[[ Data section, beginning ]]

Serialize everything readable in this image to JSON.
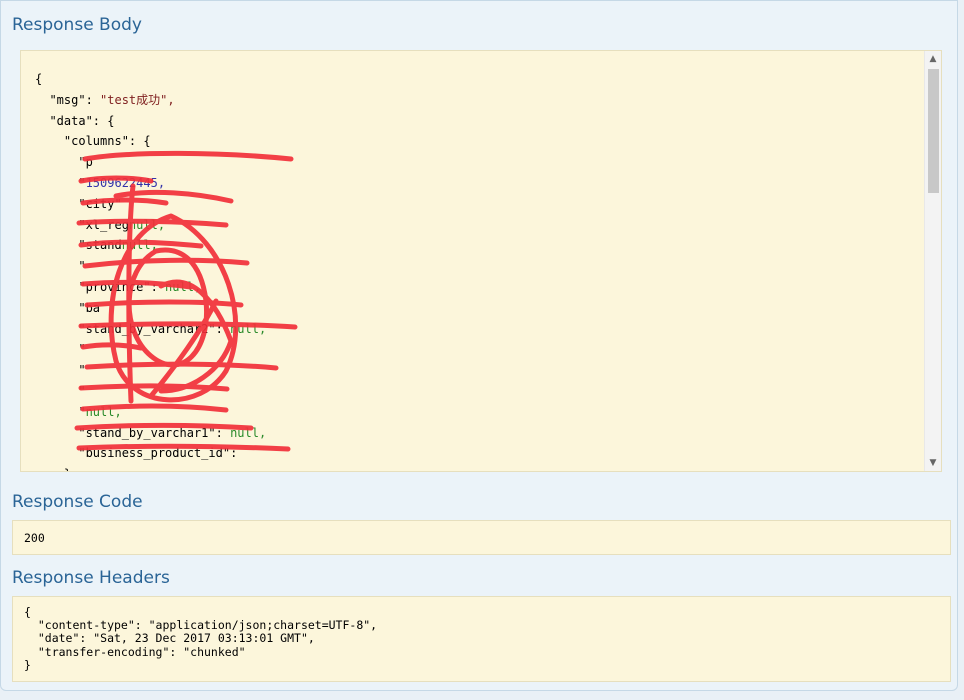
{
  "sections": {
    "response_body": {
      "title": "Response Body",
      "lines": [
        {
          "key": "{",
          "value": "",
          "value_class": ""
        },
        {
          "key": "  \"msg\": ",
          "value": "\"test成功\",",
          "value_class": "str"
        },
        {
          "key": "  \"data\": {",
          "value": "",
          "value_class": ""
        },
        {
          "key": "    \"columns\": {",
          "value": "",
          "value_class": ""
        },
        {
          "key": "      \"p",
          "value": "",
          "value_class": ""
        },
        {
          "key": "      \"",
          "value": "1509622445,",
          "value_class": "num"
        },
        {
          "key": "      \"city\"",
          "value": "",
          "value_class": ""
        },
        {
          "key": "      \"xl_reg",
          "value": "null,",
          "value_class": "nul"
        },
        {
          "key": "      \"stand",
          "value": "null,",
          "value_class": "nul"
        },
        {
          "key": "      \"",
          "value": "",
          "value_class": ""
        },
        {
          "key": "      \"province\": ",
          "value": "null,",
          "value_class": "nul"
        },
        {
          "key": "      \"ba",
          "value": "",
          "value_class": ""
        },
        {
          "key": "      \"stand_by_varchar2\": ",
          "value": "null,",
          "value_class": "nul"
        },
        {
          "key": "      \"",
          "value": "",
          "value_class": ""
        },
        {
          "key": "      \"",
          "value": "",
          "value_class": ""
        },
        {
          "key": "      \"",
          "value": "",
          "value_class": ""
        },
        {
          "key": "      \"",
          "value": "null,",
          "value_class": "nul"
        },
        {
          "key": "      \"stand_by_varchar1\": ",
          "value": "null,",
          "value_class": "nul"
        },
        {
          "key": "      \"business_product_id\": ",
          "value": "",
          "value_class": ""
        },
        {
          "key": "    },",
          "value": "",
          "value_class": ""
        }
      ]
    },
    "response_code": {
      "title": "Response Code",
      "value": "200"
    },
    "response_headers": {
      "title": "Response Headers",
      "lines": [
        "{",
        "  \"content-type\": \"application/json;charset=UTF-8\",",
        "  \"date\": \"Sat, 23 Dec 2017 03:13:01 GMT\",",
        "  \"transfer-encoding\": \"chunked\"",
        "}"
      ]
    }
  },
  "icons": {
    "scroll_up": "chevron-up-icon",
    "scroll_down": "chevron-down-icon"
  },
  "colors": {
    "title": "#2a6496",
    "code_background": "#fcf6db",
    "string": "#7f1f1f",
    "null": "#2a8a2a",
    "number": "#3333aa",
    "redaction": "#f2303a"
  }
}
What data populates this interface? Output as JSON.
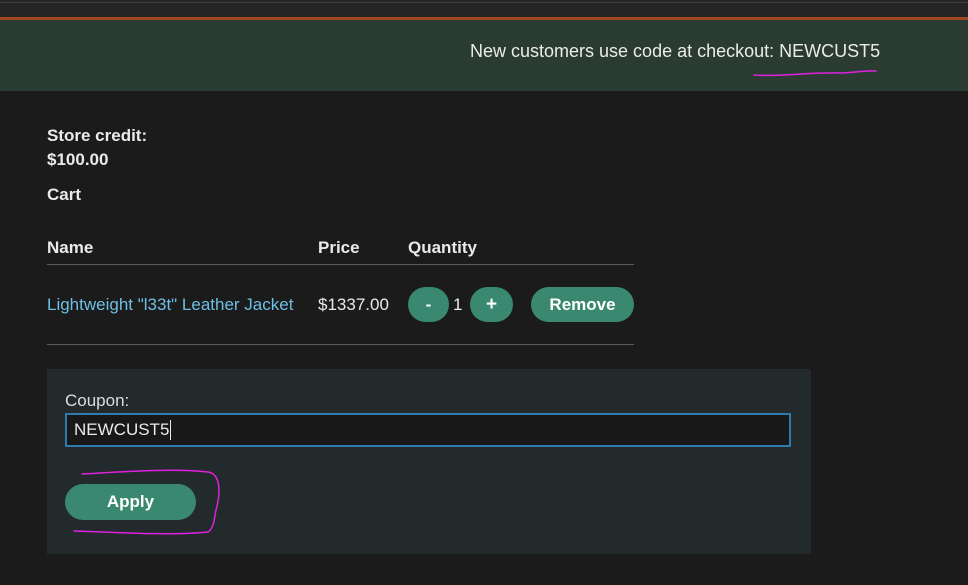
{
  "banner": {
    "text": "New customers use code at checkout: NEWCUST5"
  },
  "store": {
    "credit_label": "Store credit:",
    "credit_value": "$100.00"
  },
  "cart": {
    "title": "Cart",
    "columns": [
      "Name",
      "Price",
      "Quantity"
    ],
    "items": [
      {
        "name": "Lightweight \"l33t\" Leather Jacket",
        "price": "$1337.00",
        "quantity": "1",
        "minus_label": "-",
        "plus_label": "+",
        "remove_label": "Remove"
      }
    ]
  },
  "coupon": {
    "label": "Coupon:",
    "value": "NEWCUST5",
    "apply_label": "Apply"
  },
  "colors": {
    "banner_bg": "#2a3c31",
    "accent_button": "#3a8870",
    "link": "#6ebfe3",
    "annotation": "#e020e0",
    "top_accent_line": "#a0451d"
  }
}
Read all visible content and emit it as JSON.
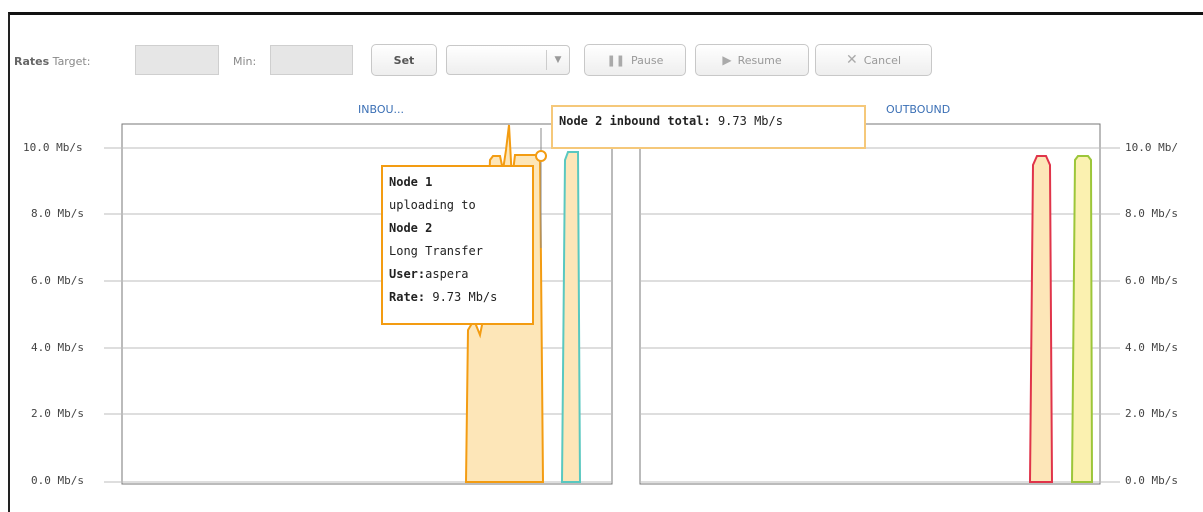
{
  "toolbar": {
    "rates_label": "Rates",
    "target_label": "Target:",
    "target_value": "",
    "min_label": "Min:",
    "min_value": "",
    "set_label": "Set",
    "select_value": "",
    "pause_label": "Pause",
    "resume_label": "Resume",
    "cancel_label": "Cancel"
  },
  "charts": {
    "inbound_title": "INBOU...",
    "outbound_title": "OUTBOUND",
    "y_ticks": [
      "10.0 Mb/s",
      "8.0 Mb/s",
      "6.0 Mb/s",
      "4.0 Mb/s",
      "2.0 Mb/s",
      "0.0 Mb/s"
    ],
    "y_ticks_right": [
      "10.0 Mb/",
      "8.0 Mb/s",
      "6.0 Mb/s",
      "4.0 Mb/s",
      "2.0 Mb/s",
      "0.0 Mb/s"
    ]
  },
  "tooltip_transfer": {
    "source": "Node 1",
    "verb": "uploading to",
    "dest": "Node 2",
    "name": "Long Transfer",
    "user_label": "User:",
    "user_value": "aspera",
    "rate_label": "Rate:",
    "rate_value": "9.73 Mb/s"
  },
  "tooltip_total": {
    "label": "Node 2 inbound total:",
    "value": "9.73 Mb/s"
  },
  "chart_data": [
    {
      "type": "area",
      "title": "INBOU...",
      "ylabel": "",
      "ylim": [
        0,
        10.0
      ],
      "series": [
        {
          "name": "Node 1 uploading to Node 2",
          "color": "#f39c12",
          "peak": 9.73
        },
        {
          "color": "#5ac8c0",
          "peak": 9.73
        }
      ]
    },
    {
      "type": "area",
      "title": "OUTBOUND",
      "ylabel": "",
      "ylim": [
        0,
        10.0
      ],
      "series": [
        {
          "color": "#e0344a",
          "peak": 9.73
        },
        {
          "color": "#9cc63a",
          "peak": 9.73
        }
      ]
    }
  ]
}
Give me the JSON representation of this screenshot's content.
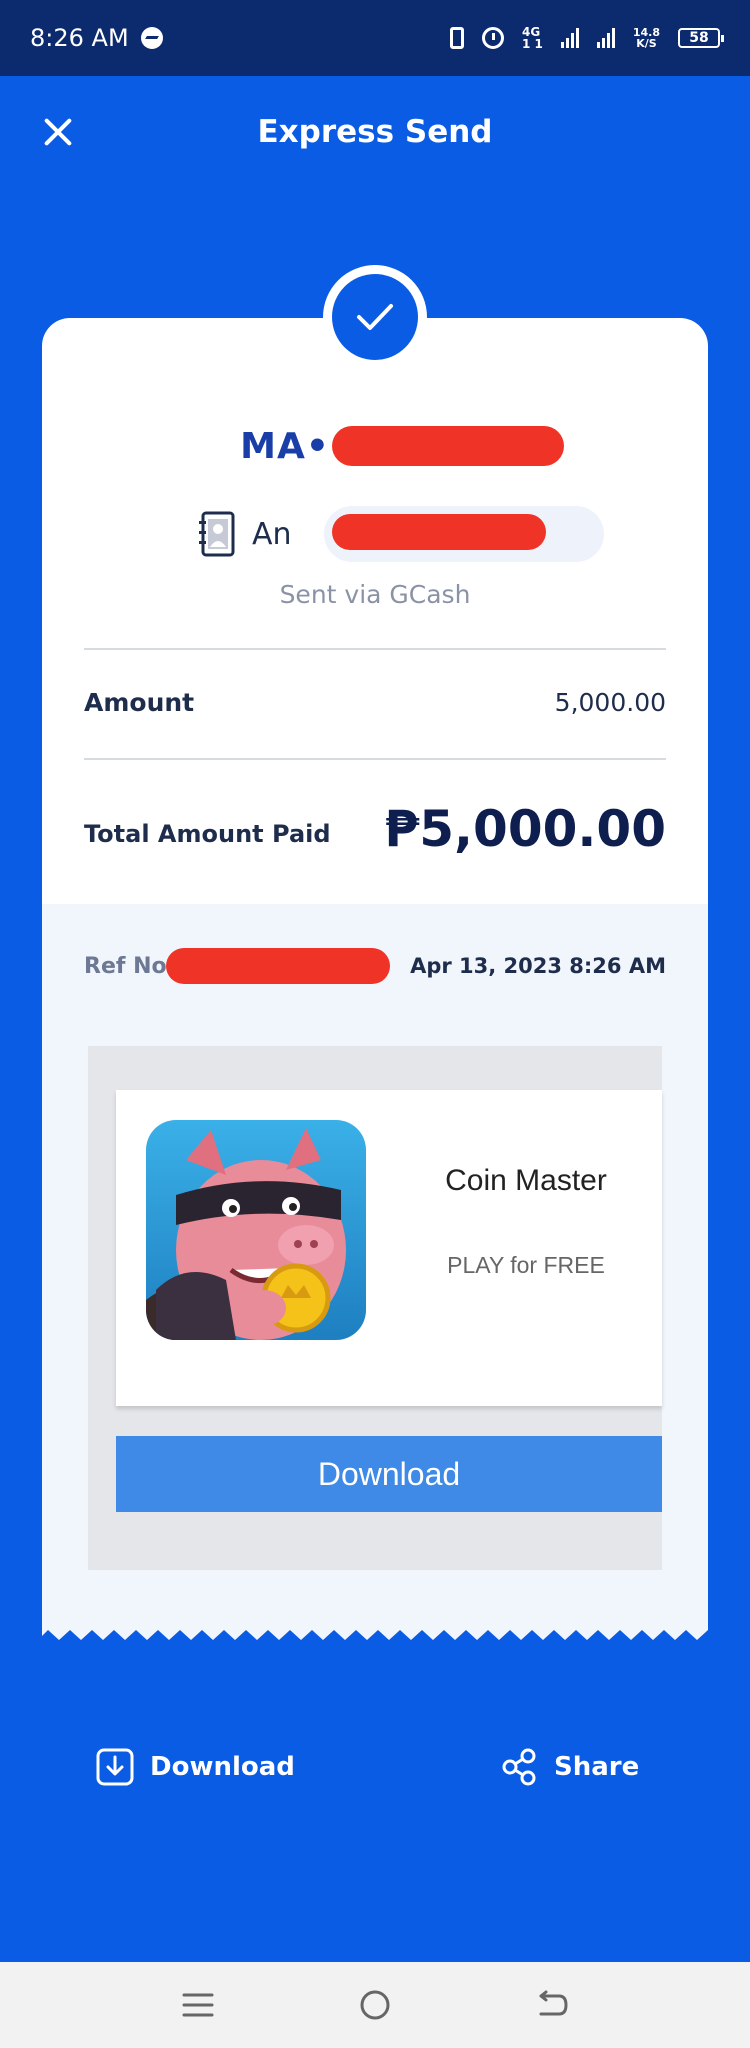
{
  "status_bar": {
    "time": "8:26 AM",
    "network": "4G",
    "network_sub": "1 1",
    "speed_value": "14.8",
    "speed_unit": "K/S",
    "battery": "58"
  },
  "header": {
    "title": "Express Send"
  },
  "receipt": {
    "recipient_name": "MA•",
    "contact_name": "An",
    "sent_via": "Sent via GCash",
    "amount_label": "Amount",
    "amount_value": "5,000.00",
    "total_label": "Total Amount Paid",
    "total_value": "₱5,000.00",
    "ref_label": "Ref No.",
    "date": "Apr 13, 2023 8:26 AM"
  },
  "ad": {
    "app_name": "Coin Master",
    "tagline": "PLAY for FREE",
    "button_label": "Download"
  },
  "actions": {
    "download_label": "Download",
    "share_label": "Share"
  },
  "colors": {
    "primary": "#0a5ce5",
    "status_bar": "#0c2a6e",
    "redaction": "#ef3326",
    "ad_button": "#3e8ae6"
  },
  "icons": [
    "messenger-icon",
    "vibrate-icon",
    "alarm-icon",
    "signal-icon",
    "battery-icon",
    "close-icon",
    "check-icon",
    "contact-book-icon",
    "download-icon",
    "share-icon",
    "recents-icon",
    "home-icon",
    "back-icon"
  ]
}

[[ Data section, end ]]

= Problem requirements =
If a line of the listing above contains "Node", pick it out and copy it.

= Exercise answer =
    "source": "Node 1",
    "dest": "Node 2",
    "label": "Node 2 inbound total:",
          "name": "Node 1 uploading to Node 2",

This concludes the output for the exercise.